MORE ABOUT THE FAMILY
Edward Jones (1821-1901) was born in a log cabin on a farm in
Londonderry, Ohio, to Quaker parents, Henry and Rachel Corkin Jones.
He was the least robust son in a brood of nine children. Since he
held little promise as a farmer, he was the only one in the family
that was permitted to leave home to pursue a formal education. He
attended Berea College in Kentucky, but poor health forced him to
abandon his studies and to return home. When his health permitted,
he read medicine with a Cincinnati physician. In 1845 he traveled
to Cleveland, Ohio, where he pursued a degree in the Western Reserve
Medical College. It was there that he met his future wife, Virginia
Smith. Nelson became an esteemed physician in Circleville in the
second half of the nineteenth century. He was also an amateur naturalist,
a loving husband, and a devoted father.
Smith Jones (1826-1906) was born in New London, Connecticut.
She moved to Cleveland, Ohio, as a young girl, accompanied by her
mother, Amy Beckwith Smith, and six siblings when her father, successful
woolen merchant Anson Smith, relocated the family in 1837 because
his business had suffered reversals. He quickly established another
successful business shipping produce on the Great Lakes and the
Ohio and Erie Canal. Virginia and her sisters were home-schooled
by a governess. Her brothers attended private schools and Yale College.
Virginia met Nelson Jones, the best friend of her oldest brother
Hamilton Lanphere Smith, at a family party. They corresponded for
a year while Nelson tried to establish a medical practice in Iowa.
They were married 1846 after Nelson returned to Cleveland.
Estelle Jones (1847-1879) was born in her grandfather's home
in Cleveland, Ohio, and named after one of her mother's sisters.
She was a bright, inquisitive child who loved to be out-of-doors.
When she was only a toddler, her father commissioned a set of miniature
gardening tools from the blacksmith so that she could work outside
along with the gardener. She moved to Circleville with her family
at the age of six. Soon afterward she began the lifelong practice
of riding with her father in his buggy as he visited his patients.
She was home-schooled by her mother, who also taught her watercolor
painting, until she was of high-school age. She attended Everts
High School and graduated in 1865. After that event, her education
was continued at home where she was tutored in Greek, Latin, French,
and German and studied the piano until her teacher refused to continue
taking money for lessons because she had become a better musician
than he was.
Edward Jones (1853-1945) was also born in his grandfather's
home in Cleveland, Ohio. Shortly afterward he moved with his family
to Circleville. As a young boy, he was an avid hunter who enjoyed
roaming the woods for hours at a time. He maintained a collection
of live, wild birds as pets in his father's barn. He graduated from
Everts High School in 1871, after which he went on to study at Hobart
College in New York and then to the Ohio Medical College. He became

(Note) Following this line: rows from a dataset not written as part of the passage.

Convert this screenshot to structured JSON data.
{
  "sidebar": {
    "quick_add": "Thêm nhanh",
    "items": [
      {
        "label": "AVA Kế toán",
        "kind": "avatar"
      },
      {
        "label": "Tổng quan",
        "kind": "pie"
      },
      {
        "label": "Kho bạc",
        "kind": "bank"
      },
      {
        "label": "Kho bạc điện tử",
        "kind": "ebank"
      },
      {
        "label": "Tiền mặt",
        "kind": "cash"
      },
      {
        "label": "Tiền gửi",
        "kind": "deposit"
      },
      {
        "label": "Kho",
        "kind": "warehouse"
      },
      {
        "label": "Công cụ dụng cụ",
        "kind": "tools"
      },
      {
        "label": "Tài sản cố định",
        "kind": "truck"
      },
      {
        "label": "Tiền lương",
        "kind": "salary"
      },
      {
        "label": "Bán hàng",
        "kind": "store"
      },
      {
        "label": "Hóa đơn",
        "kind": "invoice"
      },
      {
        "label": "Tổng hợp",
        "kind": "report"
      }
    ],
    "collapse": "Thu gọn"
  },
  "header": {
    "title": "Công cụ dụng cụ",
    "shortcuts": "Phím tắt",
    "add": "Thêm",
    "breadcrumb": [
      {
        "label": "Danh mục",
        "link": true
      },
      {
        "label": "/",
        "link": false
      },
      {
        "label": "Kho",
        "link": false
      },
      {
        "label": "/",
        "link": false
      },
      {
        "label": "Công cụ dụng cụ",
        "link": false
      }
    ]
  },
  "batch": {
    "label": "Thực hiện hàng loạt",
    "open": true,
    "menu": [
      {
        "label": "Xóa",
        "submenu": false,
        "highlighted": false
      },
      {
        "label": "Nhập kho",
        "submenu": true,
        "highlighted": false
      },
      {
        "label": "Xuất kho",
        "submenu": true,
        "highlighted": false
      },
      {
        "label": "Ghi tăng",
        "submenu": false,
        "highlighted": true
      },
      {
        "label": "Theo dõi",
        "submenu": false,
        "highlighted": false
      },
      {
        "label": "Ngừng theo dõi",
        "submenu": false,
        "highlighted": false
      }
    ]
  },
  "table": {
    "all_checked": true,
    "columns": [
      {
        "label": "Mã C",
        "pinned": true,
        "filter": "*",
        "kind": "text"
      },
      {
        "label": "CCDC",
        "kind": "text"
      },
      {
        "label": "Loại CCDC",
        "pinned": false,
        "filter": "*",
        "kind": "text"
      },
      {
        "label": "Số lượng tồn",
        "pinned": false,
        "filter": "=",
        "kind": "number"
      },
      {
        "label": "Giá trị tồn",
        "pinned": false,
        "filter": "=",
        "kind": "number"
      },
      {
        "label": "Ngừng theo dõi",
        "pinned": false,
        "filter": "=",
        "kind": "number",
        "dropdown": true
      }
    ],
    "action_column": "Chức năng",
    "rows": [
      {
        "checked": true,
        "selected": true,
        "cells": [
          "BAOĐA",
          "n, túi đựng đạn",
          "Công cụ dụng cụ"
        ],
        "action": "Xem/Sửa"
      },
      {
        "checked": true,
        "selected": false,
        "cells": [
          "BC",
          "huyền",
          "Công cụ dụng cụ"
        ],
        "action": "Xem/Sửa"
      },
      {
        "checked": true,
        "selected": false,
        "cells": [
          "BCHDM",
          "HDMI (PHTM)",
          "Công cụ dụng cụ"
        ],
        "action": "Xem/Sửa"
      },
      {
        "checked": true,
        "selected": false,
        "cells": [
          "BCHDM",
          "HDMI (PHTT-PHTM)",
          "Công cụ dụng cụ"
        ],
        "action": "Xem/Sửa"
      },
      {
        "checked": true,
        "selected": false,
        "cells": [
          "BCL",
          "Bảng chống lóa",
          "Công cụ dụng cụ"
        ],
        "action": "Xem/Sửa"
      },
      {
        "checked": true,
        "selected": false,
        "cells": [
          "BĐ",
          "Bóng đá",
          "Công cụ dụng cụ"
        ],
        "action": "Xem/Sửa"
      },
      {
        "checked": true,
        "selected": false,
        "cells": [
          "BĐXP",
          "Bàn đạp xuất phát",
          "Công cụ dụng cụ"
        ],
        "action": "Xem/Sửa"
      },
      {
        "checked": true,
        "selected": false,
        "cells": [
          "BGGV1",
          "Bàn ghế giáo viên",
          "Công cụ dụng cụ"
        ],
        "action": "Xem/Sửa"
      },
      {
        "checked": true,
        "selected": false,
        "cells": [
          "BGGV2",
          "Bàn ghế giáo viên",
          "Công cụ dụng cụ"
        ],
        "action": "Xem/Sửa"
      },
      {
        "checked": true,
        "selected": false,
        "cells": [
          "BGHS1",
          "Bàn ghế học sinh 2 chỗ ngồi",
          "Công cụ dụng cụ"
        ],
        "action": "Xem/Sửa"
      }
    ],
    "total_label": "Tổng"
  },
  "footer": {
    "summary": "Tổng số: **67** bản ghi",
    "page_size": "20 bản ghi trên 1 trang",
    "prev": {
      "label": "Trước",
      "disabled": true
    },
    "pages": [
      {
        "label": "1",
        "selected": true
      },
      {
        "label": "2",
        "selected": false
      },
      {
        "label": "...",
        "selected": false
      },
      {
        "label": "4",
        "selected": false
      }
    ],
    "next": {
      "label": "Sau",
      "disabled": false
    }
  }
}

a respected Circleville physician who was also well known as an
author, public speaker, historian, and an amateur naturalist, scientific
illustrator, ornithologist, and archaeologist.
The other artist and the colorists:
J. Shulze (1847-1920?) was born in Pennsylvania but grew up
in Circleville where she became Genevieve's closest friend. She
helped to plan the production of the book and had completed ten
illustrations at the time of Genevieve's death. Shortly afterward
she left Ohio, selling her part of the copyright back to the Jones
family, so that she might pursue formal artistic training in New
Klippart (1848-1936) was the daughter of John Hancock Klippart
and his wife, Emeline. She was born in Osnaburg, Ohio, but grew
up in Columbus. She began to paint as a youngster and started winning
accolades in state-wide competitions when she was still a child.
When her father was appointed to the Ohio State Board of Fisheries,
she used her skills to create the illustrations for the Annual Reports
for 1875 and 1876. It was this work that brought her to the attention
of Dr. Nelson Jones, who recruited her to assist Virginia Jones
with the coloring of the nests for Illustrations of the nests and
eggs of birds of Ohio after Genevieve died.
Gephart (1850-1912) was the daughter of Emanual Gephart, a wholesale
dealer of tobacco, liquor, and oil in Circleville, and his wife,
Maria. She was an amateur watercolorist who joined the Jones book
production team to assist Virginia by coloring less important parts
of the compositions.
D. Jacob (1856-1893) was the daughter of John Jacob, a dry goods
merchant in Circleville. She was an amateur watercolorist who was
hired after Genevieve's death to help Virginia color the patterns
on the eggs.